The term "thermoelectricity" originally refers to the conversion of thermal energy into electrical energy by means of a physical effect discovered by Thomas Johann Seebeck in 1821. In his honor, this effect was called the Seebeck effect. Currently, thermoelectricity expression is also used to refer to the Peltier effect, Thomson and eventually Joule effect.
Summary on the Seebeck effect.
The Seebeck effect, in essence, refers to the conversion of a heat flux into a flux of electrons. This physical phenomenon is only perceptible when we join the ends of two dissimilar materials (conductors or semiconductors) forming a configuration known as "thermocouple".
To create the heat flux, and observe the phenomenon, it is necessary to apply a temperature difference between the two junctions of the thermocouple. The detected electrical voltage, that is, the resulting electromotive force is directly proportional to the applied temperature difference between the hot junction and the cold junction. In other words, the Seebeck effect transforms thermal energy into electrical energy in a direct way. Its main use is in the area of electro-electronic instrumentation for temperature measurement.
Currently, Seebeck thermocouples are also being used in thermoelectric modules called TEG (Thermoelectric Generator). TEGs aim to transform heat directly into electricity, especially the heat wasted by cars, industries, computers, etc.
In this project (Thermoambient Energy Project
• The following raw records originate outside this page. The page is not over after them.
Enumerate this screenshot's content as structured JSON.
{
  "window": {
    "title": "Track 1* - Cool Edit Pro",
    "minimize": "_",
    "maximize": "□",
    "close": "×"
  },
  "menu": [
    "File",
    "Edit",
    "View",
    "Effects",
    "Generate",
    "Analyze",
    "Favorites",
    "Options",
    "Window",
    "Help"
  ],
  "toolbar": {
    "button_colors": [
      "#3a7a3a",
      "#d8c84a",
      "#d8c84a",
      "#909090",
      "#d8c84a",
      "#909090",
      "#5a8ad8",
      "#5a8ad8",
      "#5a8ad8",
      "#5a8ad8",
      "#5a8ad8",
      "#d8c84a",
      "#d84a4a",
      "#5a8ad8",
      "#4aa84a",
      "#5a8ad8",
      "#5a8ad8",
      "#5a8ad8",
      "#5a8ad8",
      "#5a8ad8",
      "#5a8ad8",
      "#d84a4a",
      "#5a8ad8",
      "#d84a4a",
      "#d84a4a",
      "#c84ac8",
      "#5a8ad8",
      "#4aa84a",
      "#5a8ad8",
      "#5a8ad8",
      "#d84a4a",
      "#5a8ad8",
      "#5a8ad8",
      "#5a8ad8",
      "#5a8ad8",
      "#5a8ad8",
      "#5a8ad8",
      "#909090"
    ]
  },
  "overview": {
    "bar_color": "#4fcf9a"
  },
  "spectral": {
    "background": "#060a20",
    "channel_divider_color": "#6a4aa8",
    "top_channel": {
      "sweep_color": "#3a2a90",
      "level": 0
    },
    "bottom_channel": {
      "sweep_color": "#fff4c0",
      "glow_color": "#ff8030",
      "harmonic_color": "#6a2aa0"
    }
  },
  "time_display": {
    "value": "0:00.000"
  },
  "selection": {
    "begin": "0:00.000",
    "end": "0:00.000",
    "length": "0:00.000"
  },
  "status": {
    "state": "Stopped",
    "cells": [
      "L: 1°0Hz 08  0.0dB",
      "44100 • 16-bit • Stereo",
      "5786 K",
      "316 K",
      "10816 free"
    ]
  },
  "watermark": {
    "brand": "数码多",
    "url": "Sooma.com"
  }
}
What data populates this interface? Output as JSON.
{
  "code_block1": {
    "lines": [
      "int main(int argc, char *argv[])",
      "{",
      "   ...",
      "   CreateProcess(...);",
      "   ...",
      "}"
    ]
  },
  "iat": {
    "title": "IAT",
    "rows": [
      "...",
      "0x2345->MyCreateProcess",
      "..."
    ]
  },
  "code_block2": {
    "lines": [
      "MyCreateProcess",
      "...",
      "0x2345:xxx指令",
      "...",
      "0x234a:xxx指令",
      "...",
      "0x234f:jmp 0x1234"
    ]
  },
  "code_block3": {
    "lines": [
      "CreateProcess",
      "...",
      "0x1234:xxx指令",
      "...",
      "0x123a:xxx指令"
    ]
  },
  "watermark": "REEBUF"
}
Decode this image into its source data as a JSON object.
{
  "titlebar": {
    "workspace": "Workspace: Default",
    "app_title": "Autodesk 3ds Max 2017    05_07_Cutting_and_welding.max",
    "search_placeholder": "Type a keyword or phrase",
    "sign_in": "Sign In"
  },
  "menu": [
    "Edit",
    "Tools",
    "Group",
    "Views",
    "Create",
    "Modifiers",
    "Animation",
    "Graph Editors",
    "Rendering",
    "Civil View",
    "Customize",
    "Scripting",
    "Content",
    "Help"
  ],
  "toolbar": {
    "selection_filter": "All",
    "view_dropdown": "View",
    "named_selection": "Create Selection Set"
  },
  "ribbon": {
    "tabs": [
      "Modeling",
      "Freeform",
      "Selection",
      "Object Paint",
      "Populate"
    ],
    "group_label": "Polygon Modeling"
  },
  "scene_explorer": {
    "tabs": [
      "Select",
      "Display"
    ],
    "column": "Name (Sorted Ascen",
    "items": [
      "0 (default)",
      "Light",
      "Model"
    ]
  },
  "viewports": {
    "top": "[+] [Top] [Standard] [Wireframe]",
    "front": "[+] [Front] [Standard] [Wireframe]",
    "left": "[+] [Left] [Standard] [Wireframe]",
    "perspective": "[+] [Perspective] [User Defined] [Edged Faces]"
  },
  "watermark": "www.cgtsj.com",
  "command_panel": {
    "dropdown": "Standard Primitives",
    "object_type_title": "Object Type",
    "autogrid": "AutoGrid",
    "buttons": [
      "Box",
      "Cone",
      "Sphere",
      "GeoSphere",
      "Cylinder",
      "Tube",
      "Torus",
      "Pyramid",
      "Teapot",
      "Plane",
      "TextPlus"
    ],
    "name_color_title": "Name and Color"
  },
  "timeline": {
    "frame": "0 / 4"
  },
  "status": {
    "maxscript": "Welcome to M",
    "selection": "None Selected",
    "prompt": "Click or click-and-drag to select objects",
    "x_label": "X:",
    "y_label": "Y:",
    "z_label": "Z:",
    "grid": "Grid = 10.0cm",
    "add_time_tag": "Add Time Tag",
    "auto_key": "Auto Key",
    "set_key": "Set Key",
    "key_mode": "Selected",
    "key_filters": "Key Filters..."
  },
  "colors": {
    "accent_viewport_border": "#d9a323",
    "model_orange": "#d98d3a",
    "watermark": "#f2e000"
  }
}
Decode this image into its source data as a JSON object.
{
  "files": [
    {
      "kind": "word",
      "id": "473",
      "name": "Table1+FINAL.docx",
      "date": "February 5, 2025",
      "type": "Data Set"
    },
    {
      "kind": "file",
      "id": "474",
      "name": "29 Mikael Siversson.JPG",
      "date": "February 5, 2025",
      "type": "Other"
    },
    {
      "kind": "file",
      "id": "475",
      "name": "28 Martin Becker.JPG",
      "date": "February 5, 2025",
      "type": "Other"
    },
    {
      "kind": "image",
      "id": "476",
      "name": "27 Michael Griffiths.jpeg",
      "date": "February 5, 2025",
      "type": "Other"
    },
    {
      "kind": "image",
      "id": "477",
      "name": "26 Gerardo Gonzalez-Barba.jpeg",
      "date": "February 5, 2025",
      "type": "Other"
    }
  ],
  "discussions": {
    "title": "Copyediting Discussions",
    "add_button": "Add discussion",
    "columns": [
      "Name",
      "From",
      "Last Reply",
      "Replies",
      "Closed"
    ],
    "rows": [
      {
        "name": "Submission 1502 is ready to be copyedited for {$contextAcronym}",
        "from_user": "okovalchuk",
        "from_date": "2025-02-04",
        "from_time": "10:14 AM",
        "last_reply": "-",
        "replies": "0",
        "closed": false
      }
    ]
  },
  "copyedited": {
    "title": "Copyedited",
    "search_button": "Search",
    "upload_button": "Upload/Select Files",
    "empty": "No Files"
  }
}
), the Sebeeck effect is being used in a technically innovative way. The goal is to convert ambient heat
into electricity. The idea is to combat global warming by recycling the thermal energy that we discard daily in the environment.
What is Peltier effect?
The Peltier effect works in a reverse manner to the Seebeck effect. It converts a stream of electrons into a heat flux thus establishing a temperature difference between the two junctions of the thermocouple. In other words, the Peltier effect transforms electric energy into thermal energy, but in a different way than the "Joule effect". (To be more exact, the Peltier effect draws heat from one junction and transports it to the other junction.) The Peltier effect is generally used to remove heat from a point that we want to cool, and transport it to an external location (usually the environment). Application example: mini-refrigerator, refrigerated air, water cooler etc. NOTE: The same thermocouple, used to produce the Peltier effect, can also be used to produce the seebeck effect.
Know the Thermoambient Energy Project
and find out what its objective is.
See how the Thermoambient Generator